* _WORK ORDER_
Your output should contain every record, unchanged.

* _DATASET ENTRIES_

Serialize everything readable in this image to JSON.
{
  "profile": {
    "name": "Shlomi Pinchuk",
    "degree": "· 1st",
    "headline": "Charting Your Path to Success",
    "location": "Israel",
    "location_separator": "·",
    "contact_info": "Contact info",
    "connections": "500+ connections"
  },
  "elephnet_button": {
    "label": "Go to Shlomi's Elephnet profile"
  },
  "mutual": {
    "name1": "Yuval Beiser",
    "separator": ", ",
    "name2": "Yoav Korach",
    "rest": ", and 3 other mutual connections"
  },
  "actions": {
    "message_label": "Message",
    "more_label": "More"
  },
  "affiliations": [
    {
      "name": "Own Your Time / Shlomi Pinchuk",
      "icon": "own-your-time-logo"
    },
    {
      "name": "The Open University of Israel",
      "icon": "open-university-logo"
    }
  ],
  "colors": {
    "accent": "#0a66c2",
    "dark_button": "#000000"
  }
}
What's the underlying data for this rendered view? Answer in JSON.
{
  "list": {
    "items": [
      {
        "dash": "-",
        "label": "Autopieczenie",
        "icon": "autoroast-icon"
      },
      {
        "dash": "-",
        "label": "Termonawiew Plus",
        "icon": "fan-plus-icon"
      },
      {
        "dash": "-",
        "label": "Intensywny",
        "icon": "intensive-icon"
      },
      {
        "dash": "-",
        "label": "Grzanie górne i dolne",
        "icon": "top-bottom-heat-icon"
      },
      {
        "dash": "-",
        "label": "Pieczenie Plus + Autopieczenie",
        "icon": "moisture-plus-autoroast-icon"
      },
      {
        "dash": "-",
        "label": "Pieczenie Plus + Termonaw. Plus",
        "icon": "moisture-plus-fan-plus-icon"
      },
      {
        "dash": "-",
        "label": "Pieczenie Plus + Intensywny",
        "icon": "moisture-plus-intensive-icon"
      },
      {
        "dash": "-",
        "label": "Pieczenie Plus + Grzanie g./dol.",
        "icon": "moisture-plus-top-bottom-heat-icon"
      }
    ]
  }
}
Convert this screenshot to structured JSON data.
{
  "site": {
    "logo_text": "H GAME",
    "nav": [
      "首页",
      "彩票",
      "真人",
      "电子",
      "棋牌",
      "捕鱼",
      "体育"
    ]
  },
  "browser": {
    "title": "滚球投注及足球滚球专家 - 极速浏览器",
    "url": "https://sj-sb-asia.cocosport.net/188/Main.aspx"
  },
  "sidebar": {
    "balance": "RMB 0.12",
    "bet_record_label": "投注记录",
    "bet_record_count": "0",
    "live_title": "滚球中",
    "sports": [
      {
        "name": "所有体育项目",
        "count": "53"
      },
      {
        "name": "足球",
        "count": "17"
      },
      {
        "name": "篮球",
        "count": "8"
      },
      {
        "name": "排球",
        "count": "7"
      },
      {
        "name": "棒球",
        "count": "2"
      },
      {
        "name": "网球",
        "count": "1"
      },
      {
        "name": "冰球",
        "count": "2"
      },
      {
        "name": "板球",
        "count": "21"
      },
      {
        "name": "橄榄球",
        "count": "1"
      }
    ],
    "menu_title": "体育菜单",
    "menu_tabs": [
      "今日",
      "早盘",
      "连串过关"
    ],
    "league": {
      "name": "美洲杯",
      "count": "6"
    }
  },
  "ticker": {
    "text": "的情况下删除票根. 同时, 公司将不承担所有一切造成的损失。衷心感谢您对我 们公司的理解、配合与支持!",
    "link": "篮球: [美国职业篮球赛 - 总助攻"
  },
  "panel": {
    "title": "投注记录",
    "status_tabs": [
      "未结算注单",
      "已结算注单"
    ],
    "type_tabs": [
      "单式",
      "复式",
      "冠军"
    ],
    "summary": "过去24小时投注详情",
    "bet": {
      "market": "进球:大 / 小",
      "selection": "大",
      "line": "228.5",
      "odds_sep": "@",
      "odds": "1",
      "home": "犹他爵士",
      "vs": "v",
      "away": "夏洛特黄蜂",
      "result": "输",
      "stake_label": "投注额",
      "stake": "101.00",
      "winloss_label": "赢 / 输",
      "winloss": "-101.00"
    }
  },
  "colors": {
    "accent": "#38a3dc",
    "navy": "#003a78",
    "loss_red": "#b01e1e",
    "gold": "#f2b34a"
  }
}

* _SOLUTION_
Serialize everything readable in this image to JSON.
{
  "profile": {
    "name": "Shlomi Pinchuk",
    "degree": "· 1st",
    "headline": "Charting Your Path to Success",
    "location": "Israel",
    "location_separator": "·",
    "contact_info": "Contact info",
    "connections": "500+ connections"
  },
  "elephnet_button": {
    "label": "Go to Shlomi's Elephnet profile"
  },
  "mutual": {
    "name1": "Yuval Beiser",
    "separator": ", ",
    "name2": "Yoav Korach",
    "rest": ", and 3 other mutual connections"
  },
  "actions": {
    "message_label": "Message",
    "more_label": "More"
  },
  "affiliations": [
    {
      "name": "Own Your Time / Shlomi Pinchuk",
      "icon": "own-your-time-logo"
    },
    {
      "name": "The Open University of Israel",
      "icon": "open-university-logo"
    }
  ],
  "colors": {
    "accent": "#0a66c2",
    "dark_button": "#000000"
  }
}
What's the underlying data for this rendered view? Answer in JSON.
{
  "list": {
    "items": [
      {
        "dash": "-",
        "label": "Autopieczenie",
        "icon": "autoroast-icon"
      },
      {
        "dash": "-",
        "label": "Termonawiew Plus",
        "icon": "fan-plus-icon"
      },
      {
        "dash": "-",
        "label": "Intensywny",
        "icon": "intensive-icon"
      },
      {
        "dash": "-",
        "label": "Grzanie górne i dolne",
        "icon": "top-bottom-heat-icon"
      },
      {
        "dash": "-",
        "label": "Pieczenie Plus + Autopieczenie",
        "icon": "moisture-plus-autoroast-icon"
      },
      {
        "dash": "-",
        "label": "Pieczenie Plus + Termonaw. Plus",
        "icon": "moisture-plus-fan-plus-icon"
      },
      {
        "dash": "-",
        "label": "Pieczenie Plus + Intensywny",
        "icon": "moisture-plus-intensive-icon"
      },
      {
        "dash": "-",
        "label": "Pieczenie Plus + Grzanie g./dol.",
        "icon": "moisture-plus-top-bottom-heat-icon"
      }
    ]
  }
}
Convert this screenshot to structured JSON data.
{
  "site": {
    "logo_text": "H GAME",
    "nav": [
      "首页",
      "彩票",
      "真人",
      "电子",
      "棋牌",
      "捕鱼",
      "体育"
    ]
  },
  "browser": {
    "title": "滚球投注及足球滚球专家 - 极速浏览器",
    "url": "https://sj-sb-asia.cocosport.net/188/Main.aspx"
  },
  "sidebar": {
    "balance": "RMB 0.12",
    "bet_record_label": "投注记录",
    "bet_record_count": "0",
    "live_title": "滚球中",
    "sports": [
      {
        "name": "所有体育项目",
        "count": "53"
      },
      {
        "name": "足球",
        "count": "17"
      },
      {
        "name": "篮球",
        "count": "8"
      },
      {
        "name": "排球",
        "count": "7"
      },
      {
        "name": "棒球",
        "count": "2"
      },
      {
        "name": "网球",
        "count": "1"
      },
      {
        "name": "冰球",
        "count": "2"
      },
      {
        "name": "板球",
        "count": "21"
      },
      {
        "name": "橄榄球",
        "count": "1"
      }
    ],
    "menu_title": "体育菜单",
    "menu_tabs": [
      "今日",
      "早盘",
      "连串过关"
    ],
    "league": {
      "name": "美洲杯",
      "count": "6"
    }
  },
  "ticker": {
    "text": "的情况下删除票根. 同时, 公司将不承担所有一切造成的损失。衷心感谢您对我 们公司的理解、配合与支持!",
    "link": "篮球: [美国职业篮球赛 - 总助攻"
  },
  "panel": {
    "title": "投注记录",
    "status_tabs": [
      "未结算注单",
      "已结算注单"
    ],
    "type_tabs": [
      "单式",
      "复式",
      "冠军"
    ],
    "summary": "过去24小时投注详情",
    "bet": {
      "market": "进球:大 / 小",
      "selection": "大",
      "line": "228.5",
      "odds_sep": "@",
      "odds": "1",
      "home": "犹他爵士",
      "vs": "v",
      "away": "夏洛特黄蜂",
      "result": "输",
      "stake_label": "投注额",
      "stake": "101.00",
      "winloss_label": "赢 / 输",
      "winloss": "-101.00"
    }
  },
  "colors": {
    "accent": "#38a3dc",
    "navy": "#003a78",
    "loss_red": "#b01e1e",
    "gold": "#f2b34a"
  }
}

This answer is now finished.